Content starts
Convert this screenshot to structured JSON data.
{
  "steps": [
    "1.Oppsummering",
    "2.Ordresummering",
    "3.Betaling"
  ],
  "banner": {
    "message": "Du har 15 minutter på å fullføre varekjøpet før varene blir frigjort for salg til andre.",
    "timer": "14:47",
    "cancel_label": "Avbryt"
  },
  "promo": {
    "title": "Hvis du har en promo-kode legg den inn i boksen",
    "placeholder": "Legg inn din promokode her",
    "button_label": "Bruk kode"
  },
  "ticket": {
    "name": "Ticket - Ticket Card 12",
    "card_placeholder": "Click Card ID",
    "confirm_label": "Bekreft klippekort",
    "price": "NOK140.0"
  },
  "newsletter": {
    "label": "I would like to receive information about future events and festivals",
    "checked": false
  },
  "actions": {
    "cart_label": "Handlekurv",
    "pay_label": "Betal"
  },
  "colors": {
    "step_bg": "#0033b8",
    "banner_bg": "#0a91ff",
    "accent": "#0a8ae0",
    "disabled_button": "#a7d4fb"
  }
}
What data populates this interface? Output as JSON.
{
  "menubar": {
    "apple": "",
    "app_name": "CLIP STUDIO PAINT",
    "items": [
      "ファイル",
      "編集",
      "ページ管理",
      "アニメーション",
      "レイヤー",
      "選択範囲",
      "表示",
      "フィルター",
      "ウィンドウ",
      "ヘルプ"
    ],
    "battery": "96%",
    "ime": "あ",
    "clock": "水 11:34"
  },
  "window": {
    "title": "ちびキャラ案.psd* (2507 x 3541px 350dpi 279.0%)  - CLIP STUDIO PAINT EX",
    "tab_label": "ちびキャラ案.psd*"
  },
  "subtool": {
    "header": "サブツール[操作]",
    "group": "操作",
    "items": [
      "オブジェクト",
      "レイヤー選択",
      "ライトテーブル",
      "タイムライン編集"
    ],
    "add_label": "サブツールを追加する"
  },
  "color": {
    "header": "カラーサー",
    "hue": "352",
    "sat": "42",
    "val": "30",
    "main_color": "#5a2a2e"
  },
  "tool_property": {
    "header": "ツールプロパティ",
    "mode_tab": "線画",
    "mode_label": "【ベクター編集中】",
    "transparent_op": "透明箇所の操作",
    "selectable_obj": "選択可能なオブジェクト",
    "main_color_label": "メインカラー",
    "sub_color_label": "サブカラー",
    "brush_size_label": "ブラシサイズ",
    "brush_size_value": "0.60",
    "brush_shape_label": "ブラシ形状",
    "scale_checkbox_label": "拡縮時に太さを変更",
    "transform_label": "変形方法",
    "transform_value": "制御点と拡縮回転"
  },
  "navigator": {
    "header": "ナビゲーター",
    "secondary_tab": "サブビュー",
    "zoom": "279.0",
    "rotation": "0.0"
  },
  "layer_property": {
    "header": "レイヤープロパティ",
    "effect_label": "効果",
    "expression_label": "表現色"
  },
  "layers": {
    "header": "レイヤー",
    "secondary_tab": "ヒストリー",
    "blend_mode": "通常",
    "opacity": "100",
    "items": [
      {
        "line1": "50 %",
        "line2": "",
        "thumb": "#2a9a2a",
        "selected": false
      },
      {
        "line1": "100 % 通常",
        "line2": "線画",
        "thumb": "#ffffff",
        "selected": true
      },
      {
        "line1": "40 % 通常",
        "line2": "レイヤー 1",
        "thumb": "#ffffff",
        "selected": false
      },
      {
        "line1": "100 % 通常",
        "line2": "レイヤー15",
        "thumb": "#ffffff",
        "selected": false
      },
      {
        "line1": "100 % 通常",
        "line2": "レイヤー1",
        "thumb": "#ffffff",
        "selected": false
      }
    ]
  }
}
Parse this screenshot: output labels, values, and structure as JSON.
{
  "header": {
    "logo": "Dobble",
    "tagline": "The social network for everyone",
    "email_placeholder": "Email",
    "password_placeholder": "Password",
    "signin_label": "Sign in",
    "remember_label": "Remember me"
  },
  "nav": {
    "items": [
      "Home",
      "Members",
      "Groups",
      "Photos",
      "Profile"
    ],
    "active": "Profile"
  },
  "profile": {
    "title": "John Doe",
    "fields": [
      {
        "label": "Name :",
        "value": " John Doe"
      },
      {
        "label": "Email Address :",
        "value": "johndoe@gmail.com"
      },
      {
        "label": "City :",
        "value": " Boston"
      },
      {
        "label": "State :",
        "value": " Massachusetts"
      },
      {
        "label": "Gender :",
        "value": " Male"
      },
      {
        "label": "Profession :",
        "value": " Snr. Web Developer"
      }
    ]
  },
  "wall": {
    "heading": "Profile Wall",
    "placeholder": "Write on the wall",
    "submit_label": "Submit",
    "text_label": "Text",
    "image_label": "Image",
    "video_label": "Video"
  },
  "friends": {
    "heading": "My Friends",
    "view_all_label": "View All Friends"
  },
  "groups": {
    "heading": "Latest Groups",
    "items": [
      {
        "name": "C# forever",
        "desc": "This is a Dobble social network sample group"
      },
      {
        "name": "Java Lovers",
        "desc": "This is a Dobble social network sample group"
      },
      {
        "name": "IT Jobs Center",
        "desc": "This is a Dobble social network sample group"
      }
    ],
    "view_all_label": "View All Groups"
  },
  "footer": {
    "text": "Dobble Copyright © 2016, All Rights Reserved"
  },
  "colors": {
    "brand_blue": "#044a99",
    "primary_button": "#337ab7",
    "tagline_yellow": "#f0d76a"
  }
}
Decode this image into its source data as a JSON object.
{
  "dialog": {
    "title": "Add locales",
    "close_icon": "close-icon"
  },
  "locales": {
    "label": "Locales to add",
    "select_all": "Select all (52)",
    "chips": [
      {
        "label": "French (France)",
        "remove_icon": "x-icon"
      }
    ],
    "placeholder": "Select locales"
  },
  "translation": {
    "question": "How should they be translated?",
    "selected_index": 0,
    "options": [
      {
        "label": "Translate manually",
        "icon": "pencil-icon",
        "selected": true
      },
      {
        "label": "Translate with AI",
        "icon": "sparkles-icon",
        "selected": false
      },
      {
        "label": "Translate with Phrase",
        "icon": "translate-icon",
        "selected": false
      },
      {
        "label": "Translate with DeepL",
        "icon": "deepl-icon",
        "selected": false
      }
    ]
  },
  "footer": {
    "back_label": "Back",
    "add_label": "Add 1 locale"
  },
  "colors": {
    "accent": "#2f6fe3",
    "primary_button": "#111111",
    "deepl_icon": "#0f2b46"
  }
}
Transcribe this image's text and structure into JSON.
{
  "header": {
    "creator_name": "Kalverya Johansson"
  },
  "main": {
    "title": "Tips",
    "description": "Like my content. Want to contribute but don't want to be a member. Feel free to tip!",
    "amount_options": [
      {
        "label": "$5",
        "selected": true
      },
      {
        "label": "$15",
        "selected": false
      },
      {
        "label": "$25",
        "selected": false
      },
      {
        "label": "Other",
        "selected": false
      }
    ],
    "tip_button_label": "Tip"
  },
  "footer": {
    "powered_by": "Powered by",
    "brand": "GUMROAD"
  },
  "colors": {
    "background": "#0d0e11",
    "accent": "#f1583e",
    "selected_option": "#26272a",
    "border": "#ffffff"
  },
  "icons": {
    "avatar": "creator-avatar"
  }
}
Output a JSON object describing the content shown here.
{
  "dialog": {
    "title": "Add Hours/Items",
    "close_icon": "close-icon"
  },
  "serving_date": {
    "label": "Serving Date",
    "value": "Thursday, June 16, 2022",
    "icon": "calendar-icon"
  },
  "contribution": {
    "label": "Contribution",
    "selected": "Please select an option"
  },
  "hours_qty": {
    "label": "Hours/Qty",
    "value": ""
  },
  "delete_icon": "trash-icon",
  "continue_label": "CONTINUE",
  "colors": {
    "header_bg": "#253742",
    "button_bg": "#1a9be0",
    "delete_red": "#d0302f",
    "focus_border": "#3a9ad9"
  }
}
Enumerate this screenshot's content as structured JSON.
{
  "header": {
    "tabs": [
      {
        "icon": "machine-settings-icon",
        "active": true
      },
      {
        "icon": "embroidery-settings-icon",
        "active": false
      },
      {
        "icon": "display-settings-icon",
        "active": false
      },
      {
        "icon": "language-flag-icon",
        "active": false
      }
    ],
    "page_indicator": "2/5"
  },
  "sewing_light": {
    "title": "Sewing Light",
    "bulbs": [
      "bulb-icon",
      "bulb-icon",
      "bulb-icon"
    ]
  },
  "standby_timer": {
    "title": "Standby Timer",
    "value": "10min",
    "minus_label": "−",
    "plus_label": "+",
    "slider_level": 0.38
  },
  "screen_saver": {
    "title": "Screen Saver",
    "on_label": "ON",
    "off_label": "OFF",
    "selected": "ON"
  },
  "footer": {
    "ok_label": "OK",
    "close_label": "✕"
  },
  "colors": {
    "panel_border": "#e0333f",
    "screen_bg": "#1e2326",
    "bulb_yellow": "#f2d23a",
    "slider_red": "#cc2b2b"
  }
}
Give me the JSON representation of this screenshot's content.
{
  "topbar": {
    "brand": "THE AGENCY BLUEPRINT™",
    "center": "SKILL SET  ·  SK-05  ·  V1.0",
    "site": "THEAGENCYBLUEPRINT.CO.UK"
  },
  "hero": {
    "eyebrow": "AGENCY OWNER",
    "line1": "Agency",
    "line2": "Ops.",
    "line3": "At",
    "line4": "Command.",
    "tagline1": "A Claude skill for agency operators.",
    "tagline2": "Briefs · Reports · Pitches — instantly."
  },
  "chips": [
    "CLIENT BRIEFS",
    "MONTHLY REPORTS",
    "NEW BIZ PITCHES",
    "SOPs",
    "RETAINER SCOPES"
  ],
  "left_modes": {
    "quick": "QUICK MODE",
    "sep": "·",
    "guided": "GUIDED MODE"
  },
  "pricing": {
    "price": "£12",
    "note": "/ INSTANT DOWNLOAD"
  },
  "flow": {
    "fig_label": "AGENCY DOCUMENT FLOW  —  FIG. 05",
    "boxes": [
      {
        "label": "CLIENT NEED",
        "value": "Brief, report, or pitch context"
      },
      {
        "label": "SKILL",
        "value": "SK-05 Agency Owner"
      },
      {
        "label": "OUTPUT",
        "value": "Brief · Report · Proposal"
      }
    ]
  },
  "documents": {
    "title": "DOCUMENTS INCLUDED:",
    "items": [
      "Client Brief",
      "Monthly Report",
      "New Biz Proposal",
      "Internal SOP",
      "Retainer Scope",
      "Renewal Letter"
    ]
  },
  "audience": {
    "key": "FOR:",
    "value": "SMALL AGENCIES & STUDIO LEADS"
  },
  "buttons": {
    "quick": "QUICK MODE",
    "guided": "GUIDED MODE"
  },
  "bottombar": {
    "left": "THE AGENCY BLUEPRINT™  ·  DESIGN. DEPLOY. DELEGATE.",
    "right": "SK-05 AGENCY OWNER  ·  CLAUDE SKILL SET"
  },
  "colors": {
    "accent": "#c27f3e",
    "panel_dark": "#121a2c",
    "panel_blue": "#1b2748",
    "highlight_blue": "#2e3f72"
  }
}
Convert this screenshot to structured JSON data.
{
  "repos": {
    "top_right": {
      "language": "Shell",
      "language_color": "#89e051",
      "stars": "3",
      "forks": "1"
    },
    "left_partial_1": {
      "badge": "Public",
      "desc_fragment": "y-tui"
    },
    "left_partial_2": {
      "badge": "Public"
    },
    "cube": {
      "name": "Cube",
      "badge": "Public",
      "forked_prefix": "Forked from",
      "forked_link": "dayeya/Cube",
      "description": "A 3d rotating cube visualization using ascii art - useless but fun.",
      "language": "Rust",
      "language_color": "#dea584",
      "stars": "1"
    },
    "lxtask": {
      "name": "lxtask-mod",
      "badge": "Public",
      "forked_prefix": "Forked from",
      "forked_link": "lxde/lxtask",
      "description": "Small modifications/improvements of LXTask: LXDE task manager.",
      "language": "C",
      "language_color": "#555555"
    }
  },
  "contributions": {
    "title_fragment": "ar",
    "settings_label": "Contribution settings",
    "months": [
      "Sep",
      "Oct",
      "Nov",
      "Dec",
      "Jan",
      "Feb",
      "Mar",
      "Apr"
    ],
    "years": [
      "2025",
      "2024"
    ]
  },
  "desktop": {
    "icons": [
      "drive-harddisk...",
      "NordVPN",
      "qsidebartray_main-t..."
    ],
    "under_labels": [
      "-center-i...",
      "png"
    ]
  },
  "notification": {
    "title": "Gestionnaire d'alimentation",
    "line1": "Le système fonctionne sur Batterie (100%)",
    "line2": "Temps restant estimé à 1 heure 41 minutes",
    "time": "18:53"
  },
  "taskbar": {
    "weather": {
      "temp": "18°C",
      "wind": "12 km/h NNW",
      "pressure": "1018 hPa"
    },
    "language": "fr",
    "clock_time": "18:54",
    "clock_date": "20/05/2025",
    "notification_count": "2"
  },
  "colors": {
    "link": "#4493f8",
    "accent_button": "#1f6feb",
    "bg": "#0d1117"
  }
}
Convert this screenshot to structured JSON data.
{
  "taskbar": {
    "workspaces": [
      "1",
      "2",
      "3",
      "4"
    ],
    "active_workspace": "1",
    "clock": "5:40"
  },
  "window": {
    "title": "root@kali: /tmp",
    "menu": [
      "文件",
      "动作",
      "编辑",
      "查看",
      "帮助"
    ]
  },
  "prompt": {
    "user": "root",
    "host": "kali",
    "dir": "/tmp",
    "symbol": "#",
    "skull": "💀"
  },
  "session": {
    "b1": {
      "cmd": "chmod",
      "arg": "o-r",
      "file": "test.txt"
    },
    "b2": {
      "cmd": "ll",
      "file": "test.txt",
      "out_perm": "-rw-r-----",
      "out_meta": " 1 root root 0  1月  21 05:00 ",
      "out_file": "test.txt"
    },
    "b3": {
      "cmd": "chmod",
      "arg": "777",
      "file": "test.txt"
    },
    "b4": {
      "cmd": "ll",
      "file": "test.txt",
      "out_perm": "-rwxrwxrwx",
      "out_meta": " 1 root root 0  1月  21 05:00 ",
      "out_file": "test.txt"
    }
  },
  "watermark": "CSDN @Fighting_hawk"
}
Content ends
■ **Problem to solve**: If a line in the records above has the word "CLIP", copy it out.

■ **Answer for this exercise**:
    "app_name": "CLIP STUDIO PAINT",
    "title": "ちびキャラ案.psd* (2507 x 3541px 350dpi 279.0%)  - CLIP STUDIO PAINT EX",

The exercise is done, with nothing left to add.